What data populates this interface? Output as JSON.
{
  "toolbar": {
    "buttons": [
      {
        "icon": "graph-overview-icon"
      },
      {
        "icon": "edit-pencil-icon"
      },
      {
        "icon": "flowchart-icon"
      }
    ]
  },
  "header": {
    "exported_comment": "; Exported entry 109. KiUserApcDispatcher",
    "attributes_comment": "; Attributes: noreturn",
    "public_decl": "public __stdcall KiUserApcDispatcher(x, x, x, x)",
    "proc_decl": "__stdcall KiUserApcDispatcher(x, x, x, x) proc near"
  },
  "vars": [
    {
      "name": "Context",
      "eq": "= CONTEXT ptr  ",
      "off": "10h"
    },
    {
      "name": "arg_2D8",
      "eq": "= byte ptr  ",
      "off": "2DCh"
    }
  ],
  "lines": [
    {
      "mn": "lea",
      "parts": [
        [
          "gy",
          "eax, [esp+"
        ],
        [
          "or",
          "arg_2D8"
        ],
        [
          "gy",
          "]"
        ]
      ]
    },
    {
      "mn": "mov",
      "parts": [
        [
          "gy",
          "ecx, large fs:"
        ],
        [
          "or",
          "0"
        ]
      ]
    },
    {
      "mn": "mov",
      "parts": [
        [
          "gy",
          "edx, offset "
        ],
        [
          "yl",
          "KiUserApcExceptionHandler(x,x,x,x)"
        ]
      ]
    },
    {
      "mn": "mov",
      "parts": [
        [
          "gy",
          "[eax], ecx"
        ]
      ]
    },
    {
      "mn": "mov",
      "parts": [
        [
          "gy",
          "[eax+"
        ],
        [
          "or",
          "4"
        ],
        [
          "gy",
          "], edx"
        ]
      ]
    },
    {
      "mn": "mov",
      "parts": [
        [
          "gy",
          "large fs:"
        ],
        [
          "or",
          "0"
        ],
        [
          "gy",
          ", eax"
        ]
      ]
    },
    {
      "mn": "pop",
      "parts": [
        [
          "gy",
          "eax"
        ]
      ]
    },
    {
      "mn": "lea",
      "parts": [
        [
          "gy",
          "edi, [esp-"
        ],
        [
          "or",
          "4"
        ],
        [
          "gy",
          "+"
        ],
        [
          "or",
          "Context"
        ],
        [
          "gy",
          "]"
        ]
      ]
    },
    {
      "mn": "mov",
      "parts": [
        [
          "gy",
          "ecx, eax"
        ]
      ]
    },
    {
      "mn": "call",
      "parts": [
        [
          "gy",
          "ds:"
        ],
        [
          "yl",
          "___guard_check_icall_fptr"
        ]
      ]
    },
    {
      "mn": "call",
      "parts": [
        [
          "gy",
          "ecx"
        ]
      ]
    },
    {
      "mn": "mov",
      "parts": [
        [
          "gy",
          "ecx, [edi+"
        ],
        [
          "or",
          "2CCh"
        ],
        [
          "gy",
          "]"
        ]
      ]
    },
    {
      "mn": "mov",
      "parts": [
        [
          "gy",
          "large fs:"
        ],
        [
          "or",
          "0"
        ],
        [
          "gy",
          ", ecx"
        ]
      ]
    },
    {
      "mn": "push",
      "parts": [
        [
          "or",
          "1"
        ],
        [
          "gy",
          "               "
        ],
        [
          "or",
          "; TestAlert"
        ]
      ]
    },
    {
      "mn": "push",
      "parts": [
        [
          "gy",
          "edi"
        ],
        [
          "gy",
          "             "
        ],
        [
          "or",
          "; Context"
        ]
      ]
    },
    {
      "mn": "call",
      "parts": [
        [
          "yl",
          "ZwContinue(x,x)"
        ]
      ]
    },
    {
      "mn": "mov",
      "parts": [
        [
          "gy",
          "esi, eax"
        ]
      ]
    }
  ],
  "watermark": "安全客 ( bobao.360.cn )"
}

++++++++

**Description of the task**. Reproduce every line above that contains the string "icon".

**Response to this exercise**.
        "icon": "graph-overview-icon"
        "icon": "edit-pencil-icon"
        "icon": "flowchart-icon"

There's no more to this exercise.